The Uber case on worker status, recently decided in the Supreme Court, has important practical lessons for businesses.
The judgment held that Uber taxi-drivers were not self-employed contractors: they were 'workers'. This is a specific status in employment law, giving the right to minimum wage, holiday pay and other legal protection. Uber's extensive control over the drivers was a key determining factor in the verdict.
Significantly, the judgment also emphasised the importance of starting not with the written agreement (if any) between parties when establishing employment status, but with the purpose of the relevant employment legislation. This exists 'to give protection to vulnerable individuals who have little or no say over their pay and working conditions because they are in a subordinate and dependent position'. This means employers, 'frequently in a stronger bargaining position', cannot simply contract out of such protection.

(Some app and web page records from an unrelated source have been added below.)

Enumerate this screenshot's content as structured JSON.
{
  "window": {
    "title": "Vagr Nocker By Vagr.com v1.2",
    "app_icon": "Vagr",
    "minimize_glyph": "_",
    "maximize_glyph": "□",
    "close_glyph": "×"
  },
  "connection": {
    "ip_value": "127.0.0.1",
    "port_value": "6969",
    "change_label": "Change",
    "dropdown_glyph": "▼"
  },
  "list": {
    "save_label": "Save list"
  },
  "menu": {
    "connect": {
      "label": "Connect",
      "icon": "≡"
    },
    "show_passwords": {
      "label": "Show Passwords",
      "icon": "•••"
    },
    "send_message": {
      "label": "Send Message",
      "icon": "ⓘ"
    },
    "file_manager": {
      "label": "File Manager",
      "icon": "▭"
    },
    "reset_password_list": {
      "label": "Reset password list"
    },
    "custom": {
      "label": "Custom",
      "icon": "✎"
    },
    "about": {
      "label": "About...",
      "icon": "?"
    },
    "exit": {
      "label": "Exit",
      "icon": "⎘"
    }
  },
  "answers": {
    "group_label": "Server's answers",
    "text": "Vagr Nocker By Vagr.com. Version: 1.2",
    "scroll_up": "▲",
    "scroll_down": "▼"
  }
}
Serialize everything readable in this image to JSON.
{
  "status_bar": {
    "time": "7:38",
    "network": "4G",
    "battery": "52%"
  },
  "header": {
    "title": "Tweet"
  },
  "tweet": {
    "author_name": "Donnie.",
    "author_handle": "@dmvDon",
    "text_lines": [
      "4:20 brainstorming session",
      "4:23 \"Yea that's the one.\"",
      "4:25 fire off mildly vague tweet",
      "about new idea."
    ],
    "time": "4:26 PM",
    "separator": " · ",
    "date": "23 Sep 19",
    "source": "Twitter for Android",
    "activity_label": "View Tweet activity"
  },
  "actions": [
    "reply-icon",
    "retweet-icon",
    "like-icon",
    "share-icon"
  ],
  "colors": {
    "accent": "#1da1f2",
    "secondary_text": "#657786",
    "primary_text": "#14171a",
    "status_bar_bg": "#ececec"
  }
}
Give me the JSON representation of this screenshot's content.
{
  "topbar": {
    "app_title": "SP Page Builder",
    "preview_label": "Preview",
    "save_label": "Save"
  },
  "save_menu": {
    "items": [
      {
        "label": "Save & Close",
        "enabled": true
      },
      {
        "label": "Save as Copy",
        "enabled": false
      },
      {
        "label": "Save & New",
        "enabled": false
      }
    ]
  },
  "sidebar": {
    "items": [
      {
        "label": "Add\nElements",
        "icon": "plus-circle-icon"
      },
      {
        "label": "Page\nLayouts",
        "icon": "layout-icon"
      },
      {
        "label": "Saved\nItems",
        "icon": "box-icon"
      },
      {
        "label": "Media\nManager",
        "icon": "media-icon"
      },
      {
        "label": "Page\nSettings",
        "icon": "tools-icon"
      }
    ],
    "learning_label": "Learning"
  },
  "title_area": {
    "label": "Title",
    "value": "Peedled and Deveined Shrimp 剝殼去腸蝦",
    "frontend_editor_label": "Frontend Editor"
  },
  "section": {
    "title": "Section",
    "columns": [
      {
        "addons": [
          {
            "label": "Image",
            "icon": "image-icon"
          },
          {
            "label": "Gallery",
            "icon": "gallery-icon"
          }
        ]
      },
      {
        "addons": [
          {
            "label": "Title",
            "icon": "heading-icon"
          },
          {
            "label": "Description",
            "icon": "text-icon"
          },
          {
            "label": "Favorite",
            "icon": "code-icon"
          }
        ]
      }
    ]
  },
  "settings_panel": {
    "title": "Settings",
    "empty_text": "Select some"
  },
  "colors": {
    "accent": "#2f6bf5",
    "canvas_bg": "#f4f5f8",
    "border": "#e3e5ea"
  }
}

The Uber case relates to the gig economy, but it has wider practical implications. It's a verdict that should inform thinking generally around the use of non-standard working arrangements, both for those who automatically identify themselves as employers and those who don't. The employment cost of having to reclassify members of the workforce can be high, and it may be prudent to check now that anyone in a non-employee role has been appropriately classified and that contracts indicate accurately the reality of the working relationships involved. We should be delighted to advise further.